Things move more slowly in a small town. But when it comes to getting some work done at the house, they’re at a virtual crawl.
Our friend Jenn, who lives in London, recently ran into a similar situation while trying to upgrade a bathroom to make it safe for her Grandma who uses a walker. Phone calls weren’t returned. Her situation is urgent and frustrating.
So, what’s a Wallaceburger to do?
One problem is a shortage of qualified tradespeople. The owner of the Miracle Method franchise in London has closed shop and I suspect it’s partly due to a complaint he shared with me. He couldn’t find qualified people to work for him. He went to Fanshawe and trade schools and tried to find good employees but it was always a struggle.
The Handyman Connection seemed like a good idea, until we actually used the service. I convinced my brother to call them to get some repairs done at our parents’ home. THC is a network of supposedly experienced and professional trades-people but they scraped the bottom of the barrel to get the guy who did the work. He was sloppy, apathetic and rude. Perhaps he was just a bad apple but he soured us on the service.

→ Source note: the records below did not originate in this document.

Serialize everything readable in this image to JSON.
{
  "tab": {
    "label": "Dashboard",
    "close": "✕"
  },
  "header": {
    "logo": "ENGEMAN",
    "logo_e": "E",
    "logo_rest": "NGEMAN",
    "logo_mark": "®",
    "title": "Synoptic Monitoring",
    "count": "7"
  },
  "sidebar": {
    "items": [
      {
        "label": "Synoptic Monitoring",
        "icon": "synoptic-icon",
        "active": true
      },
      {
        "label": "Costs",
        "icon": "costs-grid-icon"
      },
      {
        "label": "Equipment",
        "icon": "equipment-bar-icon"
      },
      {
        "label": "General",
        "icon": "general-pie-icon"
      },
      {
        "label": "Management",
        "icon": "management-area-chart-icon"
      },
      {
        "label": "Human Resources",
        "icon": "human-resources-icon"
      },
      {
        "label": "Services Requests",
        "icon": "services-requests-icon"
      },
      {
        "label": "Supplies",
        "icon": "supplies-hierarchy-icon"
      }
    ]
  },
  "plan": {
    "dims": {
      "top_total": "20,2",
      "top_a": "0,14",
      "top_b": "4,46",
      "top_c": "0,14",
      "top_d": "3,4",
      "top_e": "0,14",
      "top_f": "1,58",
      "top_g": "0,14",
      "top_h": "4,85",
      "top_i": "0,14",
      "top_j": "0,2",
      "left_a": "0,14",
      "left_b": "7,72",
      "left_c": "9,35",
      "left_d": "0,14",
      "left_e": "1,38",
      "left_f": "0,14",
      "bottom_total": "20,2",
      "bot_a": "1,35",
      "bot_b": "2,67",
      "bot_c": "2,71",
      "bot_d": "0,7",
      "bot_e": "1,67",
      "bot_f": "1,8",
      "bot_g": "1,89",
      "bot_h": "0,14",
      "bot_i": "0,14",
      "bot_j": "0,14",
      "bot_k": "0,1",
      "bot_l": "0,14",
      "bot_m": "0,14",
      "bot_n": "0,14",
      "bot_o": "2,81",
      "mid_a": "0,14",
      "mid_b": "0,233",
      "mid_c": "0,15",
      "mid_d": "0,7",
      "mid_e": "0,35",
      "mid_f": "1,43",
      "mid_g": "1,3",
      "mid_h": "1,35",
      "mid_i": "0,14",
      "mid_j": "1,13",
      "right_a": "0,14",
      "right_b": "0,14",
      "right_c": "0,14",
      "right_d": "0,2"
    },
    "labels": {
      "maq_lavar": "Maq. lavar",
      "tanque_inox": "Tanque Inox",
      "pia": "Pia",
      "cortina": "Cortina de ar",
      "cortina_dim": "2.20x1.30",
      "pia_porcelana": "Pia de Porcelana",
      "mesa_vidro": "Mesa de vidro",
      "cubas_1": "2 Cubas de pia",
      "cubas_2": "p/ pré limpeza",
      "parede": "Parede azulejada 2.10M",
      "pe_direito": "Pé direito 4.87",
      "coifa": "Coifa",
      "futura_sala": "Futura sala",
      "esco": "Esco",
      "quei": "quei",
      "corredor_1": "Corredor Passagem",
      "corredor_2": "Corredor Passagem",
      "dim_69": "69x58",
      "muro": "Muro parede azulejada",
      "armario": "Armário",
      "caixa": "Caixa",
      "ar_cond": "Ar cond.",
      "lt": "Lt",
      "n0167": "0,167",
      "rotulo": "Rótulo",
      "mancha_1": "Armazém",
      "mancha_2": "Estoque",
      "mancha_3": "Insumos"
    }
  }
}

It appears this is a trend that will take years to reverse. David Gough, writing in his Courier Press editorial, makes a great case for young people to go into a trade instead of, for example, taking on the debt of a university degree. Skilled, eager tradespeople will almost always have work. People are waiting and ready to hire them. I can think of a plumber who could make some money right now if they’d just commit to hanging out in our shower a little while and moving the plumbing for us!